ACTIVITY
Copy each line from the data that has the word "JSON" in it.

Collected data
########
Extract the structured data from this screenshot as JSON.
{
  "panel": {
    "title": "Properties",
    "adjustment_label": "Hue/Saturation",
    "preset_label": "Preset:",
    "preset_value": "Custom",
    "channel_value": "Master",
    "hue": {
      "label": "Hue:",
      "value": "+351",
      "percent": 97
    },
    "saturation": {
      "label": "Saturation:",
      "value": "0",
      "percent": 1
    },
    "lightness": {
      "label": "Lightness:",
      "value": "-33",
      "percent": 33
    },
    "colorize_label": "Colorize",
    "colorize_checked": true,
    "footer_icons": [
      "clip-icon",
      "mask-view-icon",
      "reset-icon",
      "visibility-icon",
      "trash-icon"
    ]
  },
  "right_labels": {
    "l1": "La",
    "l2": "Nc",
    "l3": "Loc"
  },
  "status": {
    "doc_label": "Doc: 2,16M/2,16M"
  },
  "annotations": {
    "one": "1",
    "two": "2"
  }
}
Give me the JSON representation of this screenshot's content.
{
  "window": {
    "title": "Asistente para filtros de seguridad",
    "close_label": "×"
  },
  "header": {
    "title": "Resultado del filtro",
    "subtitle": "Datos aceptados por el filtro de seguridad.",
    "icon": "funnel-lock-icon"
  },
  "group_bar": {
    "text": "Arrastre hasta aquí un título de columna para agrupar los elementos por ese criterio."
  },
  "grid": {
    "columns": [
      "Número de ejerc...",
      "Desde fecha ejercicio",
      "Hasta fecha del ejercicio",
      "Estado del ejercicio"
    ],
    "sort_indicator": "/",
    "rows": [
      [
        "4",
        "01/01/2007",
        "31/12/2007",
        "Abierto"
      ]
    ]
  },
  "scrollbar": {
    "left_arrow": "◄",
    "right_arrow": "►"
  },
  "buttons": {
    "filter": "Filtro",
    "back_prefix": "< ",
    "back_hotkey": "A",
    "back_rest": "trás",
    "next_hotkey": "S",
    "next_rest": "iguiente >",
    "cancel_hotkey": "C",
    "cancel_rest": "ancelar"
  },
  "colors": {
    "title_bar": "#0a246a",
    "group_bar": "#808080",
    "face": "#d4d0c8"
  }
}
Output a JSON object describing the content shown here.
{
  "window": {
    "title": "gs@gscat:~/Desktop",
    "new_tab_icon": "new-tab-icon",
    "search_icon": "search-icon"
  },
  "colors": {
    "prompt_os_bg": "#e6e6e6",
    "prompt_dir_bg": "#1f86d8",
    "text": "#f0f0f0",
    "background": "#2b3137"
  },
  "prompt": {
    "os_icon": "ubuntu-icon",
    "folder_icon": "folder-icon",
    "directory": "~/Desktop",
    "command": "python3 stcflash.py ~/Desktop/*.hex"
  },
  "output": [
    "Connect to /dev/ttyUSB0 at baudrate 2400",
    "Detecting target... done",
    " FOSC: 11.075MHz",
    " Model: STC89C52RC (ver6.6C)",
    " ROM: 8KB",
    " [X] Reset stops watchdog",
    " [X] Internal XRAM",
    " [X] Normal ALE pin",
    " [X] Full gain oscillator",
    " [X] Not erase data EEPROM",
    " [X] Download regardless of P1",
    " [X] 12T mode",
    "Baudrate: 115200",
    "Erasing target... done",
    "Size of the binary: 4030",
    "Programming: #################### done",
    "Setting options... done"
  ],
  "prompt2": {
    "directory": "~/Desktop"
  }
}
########
FINAL ANSWER
Extract the structured data from this screenshot as JSON.
Give me the JSON representation of this screenshot's content.
Output a JSON object describing the content shown here.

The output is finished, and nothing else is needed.